What you need to do: Each entry that follows should be retyped in full and exactly.

Records to use:
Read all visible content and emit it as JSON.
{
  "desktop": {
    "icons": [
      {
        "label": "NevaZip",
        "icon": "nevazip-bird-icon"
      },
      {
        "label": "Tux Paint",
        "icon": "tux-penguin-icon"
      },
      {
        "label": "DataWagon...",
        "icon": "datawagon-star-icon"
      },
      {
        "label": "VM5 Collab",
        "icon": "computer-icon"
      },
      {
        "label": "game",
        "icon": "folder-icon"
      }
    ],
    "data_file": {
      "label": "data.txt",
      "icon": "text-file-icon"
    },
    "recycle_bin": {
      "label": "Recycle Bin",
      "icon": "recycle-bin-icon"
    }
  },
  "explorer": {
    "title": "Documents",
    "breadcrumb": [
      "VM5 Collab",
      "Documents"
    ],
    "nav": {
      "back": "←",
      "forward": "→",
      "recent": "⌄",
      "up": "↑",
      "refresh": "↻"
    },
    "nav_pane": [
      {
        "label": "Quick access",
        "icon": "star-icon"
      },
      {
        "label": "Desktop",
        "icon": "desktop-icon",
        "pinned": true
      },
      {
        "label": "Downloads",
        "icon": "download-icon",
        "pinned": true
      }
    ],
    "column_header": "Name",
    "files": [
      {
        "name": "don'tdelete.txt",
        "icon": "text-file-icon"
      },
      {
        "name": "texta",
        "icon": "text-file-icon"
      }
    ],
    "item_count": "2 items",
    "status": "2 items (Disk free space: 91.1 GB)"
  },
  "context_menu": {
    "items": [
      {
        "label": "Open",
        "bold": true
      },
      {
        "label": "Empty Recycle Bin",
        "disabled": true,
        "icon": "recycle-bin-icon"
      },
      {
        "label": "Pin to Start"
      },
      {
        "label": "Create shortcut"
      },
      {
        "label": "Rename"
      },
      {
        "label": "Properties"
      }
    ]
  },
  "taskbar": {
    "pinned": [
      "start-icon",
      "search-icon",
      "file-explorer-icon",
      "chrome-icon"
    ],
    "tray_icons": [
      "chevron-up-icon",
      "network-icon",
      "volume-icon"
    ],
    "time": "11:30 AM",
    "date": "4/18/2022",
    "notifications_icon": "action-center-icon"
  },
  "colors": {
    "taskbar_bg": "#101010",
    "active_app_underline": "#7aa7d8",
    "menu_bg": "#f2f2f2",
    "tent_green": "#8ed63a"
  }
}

Answer to this problem:
Read all visible content and emit it as JSON.
{
  "desktop": {
    "icons": [
      {
        "label": "NevaZip",
        "icon": "nevazip-bird-icon"
      },
      {
        "label": "Tux Paint",
        "icon": "tux-penguin-icon"
      },
      {
        "label": "DataWagon...",
        "icon": "datawagon-star-icon"
      },
      {
        "label": "VM5 Collab",
        "icon": "computer-icon"
      },
      {
        "label": "game",
        "icon": "folder-icon"
      }
    ],
    "data_file": {
      "label": "data.txt",
      "icon": "text-file-icon"
    },
    "recycle_bin": {
      "label": "Recycle Bin",
      "icon": "recycle-bin-icon"
    }
  },
  "explorer": {
    "title": "Documents",
    "breadcrumb": [
      "VM5 Collab",
      "Documents"
    ],
    "nav": {
      "back": "←",
      "forward": "→",
      "recent": "⌄",
      "up": "↑",
      "refresh": "↻"
    },
    "nav_pane": [
      {
        "label": "Quick access",
        "icon": "star-icon"
      },
      {
        "label": "Desktop",
        "icon": "desktop-icon",
        "pinned": true
      },
      {
        "label": "Downloads",
        "icon": "download-icon",
        "pinned": true
      }
    ],
    "column_header": "Name",
    "files": [
      {
        "name": "don'tdelete.txt",
        "icon": "text-file-icon"
      },
      {
        "name": "texta",
        "icon": "text-file-icon"
      }
    ],
    "item_count": "2 items",
    "status": "2 items (Disk free space: 91.1 GB)"
  },
  "context_menu": {
    "items": [
      {
        "label": "Open",
        "bold": true
      },
      {
        "label": "Empty Recycle Bin",
        "disabled": true,
        "icon": "recycle-bin-icon"
      },
      {
        "label": "Pin to Start"
      },
      {
        "label": "Create shortcut"
      },
      {
        "label": "Rename"
      },
      {
        "label": "Properties"
      }
    ]
  },
  "taskbar": {
    "pinned": [
      "start-icon",
      "search-icon",
      "file-explorer-icon",
      "chrome-icon"
    ],
    "tray_icons": [
      "chevron-up-icon",
      "network-icon",
      "volume-icon"
    ],
    "time": "11:30 AM",
    "date": "4/18/2022",
    "notifications_icon": "action-center-icon"
  },
  "colors": {
    "taskbar_bg": "#101010",
    "active_app_underline": "#7aa7d8",
    "menu_bg": "#f2f2f2",
    "tent_green": "#8ed63a"
  }
}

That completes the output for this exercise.